------ GIVEN RECORDS ------

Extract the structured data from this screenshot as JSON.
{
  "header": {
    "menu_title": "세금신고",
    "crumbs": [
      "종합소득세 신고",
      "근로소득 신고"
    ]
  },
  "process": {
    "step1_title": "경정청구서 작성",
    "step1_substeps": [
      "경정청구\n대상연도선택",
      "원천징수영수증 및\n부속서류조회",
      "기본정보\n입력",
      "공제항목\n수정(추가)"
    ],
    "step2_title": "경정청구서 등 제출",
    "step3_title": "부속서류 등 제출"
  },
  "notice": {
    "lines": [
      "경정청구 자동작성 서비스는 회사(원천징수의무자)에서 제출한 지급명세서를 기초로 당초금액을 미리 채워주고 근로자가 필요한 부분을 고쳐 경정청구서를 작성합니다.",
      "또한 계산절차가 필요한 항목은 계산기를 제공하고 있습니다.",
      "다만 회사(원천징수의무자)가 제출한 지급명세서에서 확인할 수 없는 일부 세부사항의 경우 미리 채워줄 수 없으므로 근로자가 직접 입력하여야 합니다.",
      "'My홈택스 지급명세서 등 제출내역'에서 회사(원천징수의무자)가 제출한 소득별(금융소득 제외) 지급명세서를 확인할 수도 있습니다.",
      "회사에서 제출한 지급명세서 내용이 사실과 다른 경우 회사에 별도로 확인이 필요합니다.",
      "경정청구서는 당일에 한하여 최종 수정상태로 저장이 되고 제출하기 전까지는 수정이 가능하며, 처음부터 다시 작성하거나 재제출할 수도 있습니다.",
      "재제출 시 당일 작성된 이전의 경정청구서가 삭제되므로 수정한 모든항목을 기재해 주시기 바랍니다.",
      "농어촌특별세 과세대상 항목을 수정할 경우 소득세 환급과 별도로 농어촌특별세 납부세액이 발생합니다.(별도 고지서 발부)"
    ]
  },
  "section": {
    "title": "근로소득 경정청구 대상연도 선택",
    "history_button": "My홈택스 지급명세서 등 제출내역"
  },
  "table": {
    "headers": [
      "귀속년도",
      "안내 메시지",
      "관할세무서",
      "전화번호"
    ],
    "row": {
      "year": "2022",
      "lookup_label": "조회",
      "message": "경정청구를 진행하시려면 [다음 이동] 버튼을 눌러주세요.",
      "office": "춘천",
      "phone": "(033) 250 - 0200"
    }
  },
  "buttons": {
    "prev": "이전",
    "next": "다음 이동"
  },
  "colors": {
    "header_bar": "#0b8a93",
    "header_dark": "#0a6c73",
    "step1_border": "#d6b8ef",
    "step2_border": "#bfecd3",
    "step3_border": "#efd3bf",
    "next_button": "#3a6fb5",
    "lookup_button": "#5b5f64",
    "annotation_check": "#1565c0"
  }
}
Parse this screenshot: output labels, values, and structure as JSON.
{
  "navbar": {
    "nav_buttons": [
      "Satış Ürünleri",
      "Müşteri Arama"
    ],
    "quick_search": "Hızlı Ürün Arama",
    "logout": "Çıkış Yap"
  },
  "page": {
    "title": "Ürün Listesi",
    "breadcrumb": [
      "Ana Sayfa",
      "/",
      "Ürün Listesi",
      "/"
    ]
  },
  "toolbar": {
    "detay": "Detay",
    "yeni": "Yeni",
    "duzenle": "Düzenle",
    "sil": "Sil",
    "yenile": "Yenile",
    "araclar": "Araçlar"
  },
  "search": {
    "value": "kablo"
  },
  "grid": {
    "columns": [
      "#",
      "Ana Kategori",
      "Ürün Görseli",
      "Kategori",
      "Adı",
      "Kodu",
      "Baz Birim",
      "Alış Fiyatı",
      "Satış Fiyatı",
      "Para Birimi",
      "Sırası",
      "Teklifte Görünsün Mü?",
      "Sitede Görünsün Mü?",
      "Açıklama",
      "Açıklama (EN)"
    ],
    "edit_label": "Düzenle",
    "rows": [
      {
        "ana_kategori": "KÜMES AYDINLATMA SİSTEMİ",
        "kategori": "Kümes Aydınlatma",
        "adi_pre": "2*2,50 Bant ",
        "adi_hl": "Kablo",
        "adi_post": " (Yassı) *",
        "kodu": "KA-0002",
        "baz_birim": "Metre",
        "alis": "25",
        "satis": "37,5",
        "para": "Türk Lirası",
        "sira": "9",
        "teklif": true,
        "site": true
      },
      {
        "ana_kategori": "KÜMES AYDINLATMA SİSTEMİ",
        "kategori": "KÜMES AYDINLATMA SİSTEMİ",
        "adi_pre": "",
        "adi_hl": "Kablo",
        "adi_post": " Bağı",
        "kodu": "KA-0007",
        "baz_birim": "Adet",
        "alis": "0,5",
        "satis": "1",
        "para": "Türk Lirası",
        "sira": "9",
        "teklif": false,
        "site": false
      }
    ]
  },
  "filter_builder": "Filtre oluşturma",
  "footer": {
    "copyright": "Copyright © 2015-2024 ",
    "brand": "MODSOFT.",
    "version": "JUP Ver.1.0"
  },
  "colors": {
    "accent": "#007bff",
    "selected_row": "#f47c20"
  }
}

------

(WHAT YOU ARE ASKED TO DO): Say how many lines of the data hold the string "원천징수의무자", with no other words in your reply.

(REPLY): 3